You wake up six hours later, separated from your squad. You release yourself from your drop pod and fall to the ground, noticing that the edges of your screen go red as your character struggles for air.
That's when you realize: you're just a human, not a Spartan. You're shorter, can't jump as high, and your shield is … not there. You do have your VISR mode: a night-vision in which you see the outlines of buildings, allies and enemies.
As you roam the city, you come across your first enemy. You've been here before, however, you're not new to killing Covenant Jackals and Brutes, so you rush in.
You're getting shot, but something odd is happening - you're actually getting hurt.

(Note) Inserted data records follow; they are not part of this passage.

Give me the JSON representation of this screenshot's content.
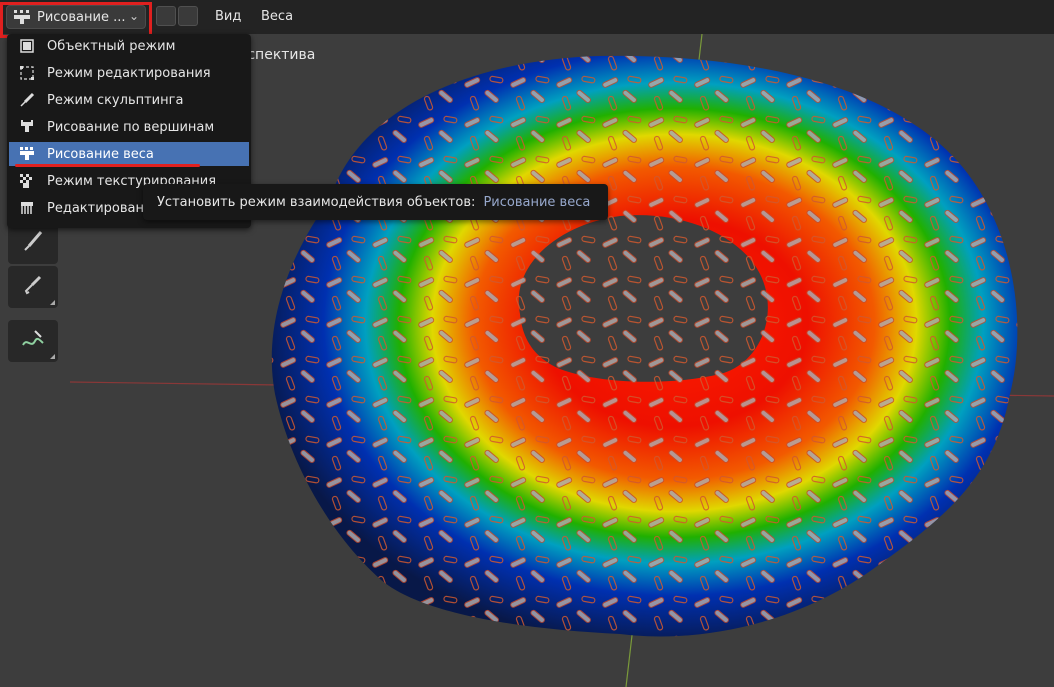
{
  "header": {
    "mode_label": "Рисование ...",
    "menus": [
      "Вид",
      "Веса"
    ]
  },
  "mode_menu": {
    "items": [
      {
        "label": "Объектный режим",
        "icon": "object-mode-icon"
      },
      {
        "label": "Режим редактирования",
        "icon": "edit-mode-icon"
      },
      {
        "label": "Режим скульптинга",
        "icon": "sculpt-mode-icon"
      },
      {
        "label": "Рисование по вершинам",
        "icon": "vertex-paint-icon"
      },
      {
        "label": "Рисование веса",
        "icon": "weight-paint-icon",
        "active": true
      },
      {
        "label": "Режим текстурирования",
        "icon": "texture-paint-icon"
      },
      {
        "label": "Редактирование волос",
        "icon": "particle-edit-icon"
      }
    ]
  },
  "tooltip": {
    "text": "Установить режим взаимодействия объектов:",
    "value": "Рисование веса"
  },
  "viewport": {
    "title": "Пользовательская перспектива"
  },
  "tools": [
    "draw-brush-icon",
    "sample-weight-icon",
    "annotate-icon"
  ],
  "colors": {
    "accent": "#4772b3",
    "highlight": "#e0201f",
    "header_bg": "#232323",
    "viewport_bg": "#3d3d3d"
  }
}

Your vision's going red again and you have to find cover and hide.
You charge for a quick melee. You run up to a Brute Captain and have to look up to him. When you melee him, he shrugs it off and hits you back, depleting your stamina and your health bar.
There's an obnoxious beeping noise reminding you of this damage, so you take cover again and wait for your health to regenerate. But you forgot again - you're not a Spartan anymore, you don't have a shield and now, you need health packs if you want to get back to full health.
You are going to have to put aside your pride and realize that if you don't find cover, you're going to die; if you rush in, you're going to get hurt, and when you're hurt, you're going to need to find health packs. You can't deploy items anymore, you have no shield, and you can't jump from buildings without hurting yourself.
You have your VISR mode, however, which makes nighttime missions a bit less threatening, a game with a more open world feel and a Superintendent to help you solve the mystery and find your squad. You also have two new guns: the Silenced SMG and the Silenced Magnum (the latter meant to replace the now-absent Battle Rifle for headshots).
On top of that, you have the new Firefight mode, similar to the Horde mode in Gears of War 2, where you (whether alone or with friends for cooperative play both online and off) face wave upon wave of enemies that increase in intensity and difficulty the longer you survive.
Play begins with one skull on, which places a new level of difficulty on game play (for example, having the enemies throw more grenades), and then adds one every time you survive a round, adding a new aspect on top of the last.
You also get a Halo: ODST multiplayer disc with all of the map packs, including three new ones, and the complete multiplayer experience. This is not your average Halo game, and despite being billed as such, it's a whole different perspective on the United Nations Space Command's run-in with the Covenant.